The Most Expensive Groupon? The One You Forget to Redeem
REDEEM YOUR GROUPONS!
DailyDealMedia, which tracks online group discount sources, reported that the percentage of those not cashing in on Groupons they'd purchased rose from 18% to 22% between July and September. The sampling involved just 100 Groupon clients surveyed six weeks apart -- but the results still underscore a problem in the digital bargain world. Many users aren't getting what they pay for.
"That's pure profit for the company," says Boyan Josic, CEO of DailyDealMedia.
While Groupon could not give numbers because of the pending IPO, spokeswoman Julie Mossner likens the Groupon redemption rate to that of gift cards. That means about 7% of Groupons dissolve into the cyber-ether without services rendered, if we go by one gift card study. Industry types call the unused value "breakage."

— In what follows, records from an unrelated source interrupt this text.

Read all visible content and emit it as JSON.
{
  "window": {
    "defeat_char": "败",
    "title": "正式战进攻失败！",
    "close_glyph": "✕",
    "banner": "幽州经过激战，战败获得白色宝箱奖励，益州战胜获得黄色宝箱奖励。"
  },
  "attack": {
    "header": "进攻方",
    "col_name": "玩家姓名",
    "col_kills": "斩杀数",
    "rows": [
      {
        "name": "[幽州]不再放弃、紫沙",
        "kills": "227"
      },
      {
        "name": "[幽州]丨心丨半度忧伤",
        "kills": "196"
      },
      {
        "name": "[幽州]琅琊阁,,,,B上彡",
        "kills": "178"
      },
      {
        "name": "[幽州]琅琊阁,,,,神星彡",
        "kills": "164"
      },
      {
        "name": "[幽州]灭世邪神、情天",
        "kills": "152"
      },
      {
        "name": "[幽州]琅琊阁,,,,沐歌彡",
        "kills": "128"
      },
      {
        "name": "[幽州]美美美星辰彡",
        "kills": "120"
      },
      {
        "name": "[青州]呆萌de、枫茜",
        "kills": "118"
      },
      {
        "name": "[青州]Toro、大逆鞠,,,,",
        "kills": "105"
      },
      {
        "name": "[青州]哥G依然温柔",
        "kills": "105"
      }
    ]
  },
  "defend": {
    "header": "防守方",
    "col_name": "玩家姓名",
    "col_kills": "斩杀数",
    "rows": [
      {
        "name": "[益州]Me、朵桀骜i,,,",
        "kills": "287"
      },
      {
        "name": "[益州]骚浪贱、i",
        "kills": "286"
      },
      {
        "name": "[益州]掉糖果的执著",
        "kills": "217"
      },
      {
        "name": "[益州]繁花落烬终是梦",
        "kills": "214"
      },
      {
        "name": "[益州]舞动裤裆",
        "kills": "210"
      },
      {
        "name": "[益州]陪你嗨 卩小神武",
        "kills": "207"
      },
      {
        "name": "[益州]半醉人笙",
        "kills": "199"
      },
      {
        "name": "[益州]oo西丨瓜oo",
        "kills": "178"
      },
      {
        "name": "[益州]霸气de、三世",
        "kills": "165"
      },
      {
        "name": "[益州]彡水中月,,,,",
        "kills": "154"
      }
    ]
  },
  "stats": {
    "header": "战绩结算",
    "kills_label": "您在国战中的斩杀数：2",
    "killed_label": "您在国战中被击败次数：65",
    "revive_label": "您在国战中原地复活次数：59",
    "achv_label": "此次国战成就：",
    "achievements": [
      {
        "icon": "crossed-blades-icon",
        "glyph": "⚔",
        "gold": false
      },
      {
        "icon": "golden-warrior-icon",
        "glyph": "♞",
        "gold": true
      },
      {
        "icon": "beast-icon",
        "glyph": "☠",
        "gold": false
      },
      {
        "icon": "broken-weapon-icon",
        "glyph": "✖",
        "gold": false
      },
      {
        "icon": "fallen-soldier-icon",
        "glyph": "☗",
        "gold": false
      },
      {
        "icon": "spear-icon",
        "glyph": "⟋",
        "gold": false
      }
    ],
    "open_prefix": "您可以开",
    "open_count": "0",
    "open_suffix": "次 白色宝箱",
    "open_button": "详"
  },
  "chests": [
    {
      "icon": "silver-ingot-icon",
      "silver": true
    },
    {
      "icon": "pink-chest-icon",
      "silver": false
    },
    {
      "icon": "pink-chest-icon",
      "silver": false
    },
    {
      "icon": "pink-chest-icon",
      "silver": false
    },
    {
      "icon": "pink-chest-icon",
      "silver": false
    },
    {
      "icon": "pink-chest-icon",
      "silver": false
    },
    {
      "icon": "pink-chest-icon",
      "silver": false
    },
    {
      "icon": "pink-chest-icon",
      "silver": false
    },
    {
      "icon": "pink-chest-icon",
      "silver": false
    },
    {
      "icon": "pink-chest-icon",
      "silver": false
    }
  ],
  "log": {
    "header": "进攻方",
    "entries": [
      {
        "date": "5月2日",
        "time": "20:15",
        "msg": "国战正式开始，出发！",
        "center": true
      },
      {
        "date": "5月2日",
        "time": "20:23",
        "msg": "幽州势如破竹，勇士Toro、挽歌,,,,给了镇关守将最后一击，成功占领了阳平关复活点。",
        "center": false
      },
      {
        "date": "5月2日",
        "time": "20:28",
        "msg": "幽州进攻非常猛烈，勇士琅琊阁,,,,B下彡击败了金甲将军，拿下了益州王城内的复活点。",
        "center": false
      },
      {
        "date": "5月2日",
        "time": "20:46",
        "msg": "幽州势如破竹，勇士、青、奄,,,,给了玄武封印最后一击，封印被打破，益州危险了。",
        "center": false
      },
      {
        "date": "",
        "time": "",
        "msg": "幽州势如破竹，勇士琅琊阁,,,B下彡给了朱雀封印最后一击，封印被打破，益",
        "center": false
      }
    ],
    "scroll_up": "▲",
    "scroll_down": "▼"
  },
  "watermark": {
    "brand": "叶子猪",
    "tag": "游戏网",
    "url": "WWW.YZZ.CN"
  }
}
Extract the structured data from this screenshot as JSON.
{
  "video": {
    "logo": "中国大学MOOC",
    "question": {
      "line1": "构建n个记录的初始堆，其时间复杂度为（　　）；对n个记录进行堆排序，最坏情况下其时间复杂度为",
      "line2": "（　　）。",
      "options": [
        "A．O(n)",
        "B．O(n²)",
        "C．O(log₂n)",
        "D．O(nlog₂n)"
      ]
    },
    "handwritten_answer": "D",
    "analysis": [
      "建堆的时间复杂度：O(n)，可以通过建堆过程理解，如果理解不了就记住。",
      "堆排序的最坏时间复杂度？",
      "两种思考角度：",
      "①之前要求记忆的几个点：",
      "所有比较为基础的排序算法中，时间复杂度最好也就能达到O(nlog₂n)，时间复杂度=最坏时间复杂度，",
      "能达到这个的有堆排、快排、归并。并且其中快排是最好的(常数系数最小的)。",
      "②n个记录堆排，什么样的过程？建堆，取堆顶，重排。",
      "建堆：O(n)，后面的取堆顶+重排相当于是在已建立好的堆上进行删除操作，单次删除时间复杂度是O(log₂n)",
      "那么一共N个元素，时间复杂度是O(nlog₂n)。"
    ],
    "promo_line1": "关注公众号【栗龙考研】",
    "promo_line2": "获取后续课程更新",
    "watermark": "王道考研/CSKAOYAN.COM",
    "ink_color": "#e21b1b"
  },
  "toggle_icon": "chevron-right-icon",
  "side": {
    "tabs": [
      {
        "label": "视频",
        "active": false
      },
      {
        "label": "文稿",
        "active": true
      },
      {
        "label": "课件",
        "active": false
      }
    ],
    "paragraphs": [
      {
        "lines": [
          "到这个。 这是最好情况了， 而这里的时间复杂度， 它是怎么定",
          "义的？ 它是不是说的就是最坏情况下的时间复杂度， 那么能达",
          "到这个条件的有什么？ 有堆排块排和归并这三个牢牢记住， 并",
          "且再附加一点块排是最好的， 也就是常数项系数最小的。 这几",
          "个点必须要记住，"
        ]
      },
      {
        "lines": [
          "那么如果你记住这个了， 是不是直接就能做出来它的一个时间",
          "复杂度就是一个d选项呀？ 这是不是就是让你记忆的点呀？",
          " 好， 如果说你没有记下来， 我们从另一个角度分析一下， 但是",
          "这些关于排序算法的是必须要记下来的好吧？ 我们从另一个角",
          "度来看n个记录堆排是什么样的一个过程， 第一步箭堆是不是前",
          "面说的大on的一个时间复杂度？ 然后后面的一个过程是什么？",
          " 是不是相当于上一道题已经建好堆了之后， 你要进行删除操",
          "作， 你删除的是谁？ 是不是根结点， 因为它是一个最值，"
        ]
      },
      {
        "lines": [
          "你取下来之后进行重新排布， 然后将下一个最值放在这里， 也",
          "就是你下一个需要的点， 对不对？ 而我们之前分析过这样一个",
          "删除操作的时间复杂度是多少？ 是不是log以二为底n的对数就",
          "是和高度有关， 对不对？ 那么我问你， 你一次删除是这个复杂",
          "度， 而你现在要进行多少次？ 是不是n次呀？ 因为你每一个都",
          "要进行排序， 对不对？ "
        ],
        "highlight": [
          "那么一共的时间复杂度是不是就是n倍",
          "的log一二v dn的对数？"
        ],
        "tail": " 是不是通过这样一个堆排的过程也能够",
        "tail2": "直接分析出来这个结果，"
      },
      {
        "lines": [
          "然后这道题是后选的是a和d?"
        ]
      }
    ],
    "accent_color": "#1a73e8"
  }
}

Whatever the percentage, Mossner says, "We structure deals and train merchants to anticipate 100% redemption so that they're prepared to handle the traffic."
Groupon's IPO is expected to reap $540 million at $16 to $18 a share, according to reports Friday. While Wall Street pundits debate the company's value, we can say with certainty that Groupon's customers will lose money if they don't redeem their offers.
Too Easy to Ignore
You'd think David Erickson would know better than to let Groupons expire. He's the director of e-strategy for a market research outfit called Tunheim in Minneapolis. But just a few days ago, Erickson realized he had forgotten another Groupon -- $10 for $20 worth of dry cleaning. He also let two Groupon theater tickets lapse.
"My attitude is sort of 'Well, that's on me,' " he tells DailyFinance. "I had plenty of time to get it done. I had plenty of time to redeem it."
Erickson is sure the rate of unused coupons is going up. Growing competition among deal-aggregating platforms is stuffing our email with temptation, he says. People are too busy to take action. And once a deal gets tucked under several screen-fulls of email in your in-box, it's even easier to ignore.
But sometimes, that is not enough. Whether we are deal-diving on the Internet or clipping old-school paper coupons, we are complex creatures who don't always follow through, says Lars Perner, a University of Southern California marketing professor. He recalled an experiment where shoppers could take a coupon right next to a product in a supermarket aisle. Less than half of the shoppers who bought the product bothered to bring the coupon to the checkout line.
Even those who spend money on an electronic coupon sometimes need a kick in the rear to redeem it. Perner believes the perceived open-endedness of cyber-deal due dates (often six months on Groupon) keeps procrastinators from cashing in. "Some of the coupons are given as gifts and people don't get around to scheduling them," he says. "It's also a matter that these are things that require days off. People just don't get their act together."
No, I Don't Need It, but the Deal Is So Good
Groupon's Mossner says the redemption rates fluctuate according to the type of offer. For instance, a skydiving introduction that requires a specific appointment forces the issue far more than a flexible restaurant discount.
Perner and other experts recommend that Groupon buyers target a day to take advantage of the discount and circle it on their virtual calendars. That way they feel more obligated. On the business side, Perner wonders if Groupon-style sites might increase their redemption rate if they further limited the window to use the coupons.
The forces that govern cut-rate e-commerce are powerful enough as it is to squash a couponer's initiative, according to the professor. We are suckers for what he calls transaction utility economics. When we see deep discounts on items we don't normally buy, we rationalize that they'll come in handy at some point. Perner once found a deal on computer discs so compelling that he ordered them in absurd amounts. They wound up stacked in his office, and he begged colleagues to take them.
There is also a competitive impulse to Grouponing, he adds. Some gain pride in finding deals that others can't, creating a false need.
"When some people shop, the adrenaline starts racing and it has a mindless grabbing quality to it," says Joan Ingber, a New York City psychologist.
Erickson, the social media strategist, has pledged to redeem himself by redeeming more Groupons. Now he often includes friends in the deals as a backup measure. "Then we have each other to remind ourselves about the deal," he says.